**Source data:**
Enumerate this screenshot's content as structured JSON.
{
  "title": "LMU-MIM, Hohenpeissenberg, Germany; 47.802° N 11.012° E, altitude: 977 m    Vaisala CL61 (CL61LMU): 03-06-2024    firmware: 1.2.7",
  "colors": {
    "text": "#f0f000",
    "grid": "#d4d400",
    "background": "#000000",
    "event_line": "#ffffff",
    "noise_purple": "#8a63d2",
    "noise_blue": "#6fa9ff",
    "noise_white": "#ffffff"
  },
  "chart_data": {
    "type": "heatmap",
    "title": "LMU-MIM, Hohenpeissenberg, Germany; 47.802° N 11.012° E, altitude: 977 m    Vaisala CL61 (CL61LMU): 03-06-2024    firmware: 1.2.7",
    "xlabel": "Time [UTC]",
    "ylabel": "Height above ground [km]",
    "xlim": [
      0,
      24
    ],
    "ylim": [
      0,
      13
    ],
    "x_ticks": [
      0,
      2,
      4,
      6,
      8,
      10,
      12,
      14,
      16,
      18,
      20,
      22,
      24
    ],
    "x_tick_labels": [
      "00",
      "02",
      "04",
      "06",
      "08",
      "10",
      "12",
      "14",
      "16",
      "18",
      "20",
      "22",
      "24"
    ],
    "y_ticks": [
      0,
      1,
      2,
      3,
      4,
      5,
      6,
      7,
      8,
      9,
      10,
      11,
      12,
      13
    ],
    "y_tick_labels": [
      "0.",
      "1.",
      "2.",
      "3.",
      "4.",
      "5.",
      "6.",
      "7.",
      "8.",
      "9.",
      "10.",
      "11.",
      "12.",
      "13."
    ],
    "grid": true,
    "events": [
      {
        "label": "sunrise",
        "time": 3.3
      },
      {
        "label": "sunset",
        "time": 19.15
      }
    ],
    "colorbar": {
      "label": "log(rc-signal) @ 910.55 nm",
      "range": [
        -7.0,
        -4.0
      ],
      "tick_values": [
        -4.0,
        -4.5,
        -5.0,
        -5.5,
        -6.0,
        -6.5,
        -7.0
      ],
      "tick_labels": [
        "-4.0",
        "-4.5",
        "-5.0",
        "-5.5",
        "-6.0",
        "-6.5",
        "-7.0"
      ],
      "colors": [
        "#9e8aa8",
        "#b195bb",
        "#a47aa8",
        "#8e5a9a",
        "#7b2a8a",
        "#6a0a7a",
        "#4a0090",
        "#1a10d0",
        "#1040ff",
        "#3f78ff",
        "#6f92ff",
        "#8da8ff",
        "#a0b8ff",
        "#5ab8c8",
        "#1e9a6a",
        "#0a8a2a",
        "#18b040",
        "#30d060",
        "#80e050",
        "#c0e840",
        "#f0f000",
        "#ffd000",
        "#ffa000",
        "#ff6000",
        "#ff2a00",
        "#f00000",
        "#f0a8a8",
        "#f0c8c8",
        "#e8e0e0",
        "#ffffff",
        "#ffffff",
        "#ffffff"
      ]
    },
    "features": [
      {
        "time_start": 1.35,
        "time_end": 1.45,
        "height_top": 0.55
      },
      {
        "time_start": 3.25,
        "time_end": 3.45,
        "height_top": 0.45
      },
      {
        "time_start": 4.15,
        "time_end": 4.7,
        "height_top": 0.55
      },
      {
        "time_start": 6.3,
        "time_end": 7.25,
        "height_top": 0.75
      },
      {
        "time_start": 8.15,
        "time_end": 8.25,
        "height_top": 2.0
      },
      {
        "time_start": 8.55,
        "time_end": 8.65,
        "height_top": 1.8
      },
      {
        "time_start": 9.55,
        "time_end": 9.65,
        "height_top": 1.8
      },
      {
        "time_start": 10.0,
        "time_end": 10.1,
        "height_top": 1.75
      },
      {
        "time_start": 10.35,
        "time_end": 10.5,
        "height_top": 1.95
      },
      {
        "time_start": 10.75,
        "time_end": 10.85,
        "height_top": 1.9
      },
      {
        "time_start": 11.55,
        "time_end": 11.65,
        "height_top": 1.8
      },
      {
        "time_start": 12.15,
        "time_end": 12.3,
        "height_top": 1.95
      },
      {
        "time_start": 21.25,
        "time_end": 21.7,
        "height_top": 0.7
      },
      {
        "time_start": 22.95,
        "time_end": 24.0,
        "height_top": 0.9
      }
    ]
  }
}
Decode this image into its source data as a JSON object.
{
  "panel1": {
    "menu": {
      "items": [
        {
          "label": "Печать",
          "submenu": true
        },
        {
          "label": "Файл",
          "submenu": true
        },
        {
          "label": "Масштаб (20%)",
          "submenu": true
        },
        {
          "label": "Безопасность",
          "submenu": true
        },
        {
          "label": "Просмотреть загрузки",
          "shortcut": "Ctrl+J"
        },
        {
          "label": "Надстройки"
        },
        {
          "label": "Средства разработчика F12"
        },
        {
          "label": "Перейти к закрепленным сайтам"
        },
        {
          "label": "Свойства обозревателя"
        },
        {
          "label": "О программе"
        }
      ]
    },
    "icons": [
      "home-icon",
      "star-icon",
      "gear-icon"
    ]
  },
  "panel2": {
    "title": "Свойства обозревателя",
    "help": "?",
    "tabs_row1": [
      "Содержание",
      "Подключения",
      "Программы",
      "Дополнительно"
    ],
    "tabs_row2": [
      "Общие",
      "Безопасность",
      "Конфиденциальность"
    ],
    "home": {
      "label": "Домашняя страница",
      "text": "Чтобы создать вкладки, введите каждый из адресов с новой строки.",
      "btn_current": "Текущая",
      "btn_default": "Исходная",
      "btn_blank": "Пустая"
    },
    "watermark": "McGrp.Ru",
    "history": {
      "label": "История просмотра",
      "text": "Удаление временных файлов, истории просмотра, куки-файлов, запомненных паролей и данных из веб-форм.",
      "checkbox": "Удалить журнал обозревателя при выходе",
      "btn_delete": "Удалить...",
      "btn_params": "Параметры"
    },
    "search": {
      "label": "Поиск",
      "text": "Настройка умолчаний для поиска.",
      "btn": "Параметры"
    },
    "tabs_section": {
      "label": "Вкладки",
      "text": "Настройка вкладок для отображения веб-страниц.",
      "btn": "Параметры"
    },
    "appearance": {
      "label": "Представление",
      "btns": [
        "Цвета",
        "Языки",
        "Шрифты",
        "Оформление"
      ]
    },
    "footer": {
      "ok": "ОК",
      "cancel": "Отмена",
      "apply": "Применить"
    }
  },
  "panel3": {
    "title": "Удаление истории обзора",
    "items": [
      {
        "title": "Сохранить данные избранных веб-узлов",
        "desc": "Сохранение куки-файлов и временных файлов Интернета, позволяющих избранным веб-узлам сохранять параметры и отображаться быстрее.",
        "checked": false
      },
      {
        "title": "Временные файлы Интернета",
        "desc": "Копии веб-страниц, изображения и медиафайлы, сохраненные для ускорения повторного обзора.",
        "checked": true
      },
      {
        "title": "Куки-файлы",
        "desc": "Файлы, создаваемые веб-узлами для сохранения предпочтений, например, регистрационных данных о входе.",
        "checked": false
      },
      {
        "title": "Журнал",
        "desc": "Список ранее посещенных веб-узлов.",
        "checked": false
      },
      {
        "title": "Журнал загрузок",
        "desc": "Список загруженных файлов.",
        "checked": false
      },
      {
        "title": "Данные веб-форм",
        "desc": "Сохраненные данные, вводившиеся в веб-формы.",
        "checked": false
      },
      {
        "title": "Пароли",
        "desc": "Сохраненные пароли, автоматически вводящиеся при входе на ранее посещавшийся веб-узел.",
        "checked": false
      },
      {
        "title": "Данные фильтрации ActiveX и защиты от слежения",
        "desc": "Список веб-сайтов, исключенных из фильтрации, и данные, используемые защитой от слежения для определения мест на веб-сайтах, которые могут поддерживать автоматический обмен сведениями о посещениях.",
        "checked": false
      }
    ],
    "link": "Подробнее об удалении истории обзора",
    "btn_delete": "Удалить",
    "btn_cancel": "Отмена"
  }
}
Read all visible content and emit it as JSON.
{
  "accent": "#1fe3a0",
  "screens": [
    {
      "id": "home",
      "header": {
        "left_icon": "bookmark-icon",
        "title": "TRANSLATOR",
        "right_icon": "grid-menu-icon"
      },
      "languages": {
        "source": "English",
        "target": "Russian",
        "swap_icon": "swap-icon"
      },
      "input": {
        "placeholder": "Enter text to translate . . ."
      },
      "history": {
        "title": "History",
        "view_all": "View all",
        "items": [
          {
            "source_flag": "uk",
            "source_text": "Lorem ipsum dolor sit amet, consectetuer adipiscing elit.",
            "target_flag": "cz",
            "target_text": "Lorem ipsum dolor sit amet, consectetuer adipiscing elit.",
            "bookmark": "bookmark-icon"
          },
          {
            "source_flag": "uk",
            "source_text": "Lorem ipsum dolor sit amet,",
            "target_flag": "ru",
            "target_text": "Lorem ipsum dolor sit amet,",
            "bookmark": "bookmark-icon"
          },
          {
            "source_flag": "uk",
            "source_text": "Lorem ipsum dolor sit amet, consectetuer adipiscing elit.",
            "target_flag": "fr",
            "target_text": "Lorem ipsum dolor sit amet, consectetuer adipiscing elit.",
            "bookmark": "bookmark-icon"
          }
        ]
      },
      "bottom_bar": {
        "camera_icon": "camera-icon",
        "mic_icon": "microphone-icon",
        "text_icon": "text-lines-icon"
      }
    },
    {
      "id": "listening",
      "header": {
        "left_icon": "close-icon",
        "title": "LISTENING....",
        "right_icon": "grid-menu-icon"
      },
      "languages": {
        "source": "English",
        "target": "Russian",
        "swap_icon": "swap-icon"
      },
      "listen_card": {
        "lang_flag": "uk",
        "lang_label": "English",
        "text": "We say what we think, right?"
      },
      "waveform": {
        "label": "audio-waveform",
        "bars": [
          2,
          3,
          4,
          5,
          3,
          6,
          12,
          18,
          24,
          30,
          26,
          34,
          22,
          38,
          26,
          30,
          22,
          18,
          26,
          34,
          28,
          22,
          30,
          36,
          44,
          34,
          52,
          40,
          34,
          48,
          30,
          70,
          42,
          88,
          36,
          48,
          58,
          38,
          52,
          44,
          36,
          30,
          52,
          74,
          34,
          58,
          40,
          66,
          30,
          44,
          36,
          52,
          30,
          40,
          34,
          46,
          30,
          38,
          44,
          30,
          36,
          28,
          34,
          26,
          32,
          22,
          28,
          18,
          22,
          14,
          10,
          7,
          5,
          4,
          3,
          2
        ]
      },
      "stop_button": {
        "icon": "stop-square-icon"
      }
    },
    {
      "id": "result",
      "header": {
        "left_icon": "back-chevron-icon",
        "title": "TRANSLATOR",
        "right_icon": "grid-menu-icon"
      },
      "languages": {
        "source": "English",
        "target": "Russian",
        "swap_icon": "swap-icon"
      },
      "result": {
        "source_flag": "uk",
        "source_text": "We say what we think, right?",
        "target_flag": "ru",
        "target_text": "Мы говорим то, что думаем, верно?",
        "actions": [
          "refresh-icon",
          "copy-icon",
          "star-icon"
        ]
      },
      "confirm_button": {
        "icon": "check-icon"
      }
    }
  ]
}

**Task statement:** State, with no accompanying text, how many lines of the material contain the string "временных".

**Written solution:** 2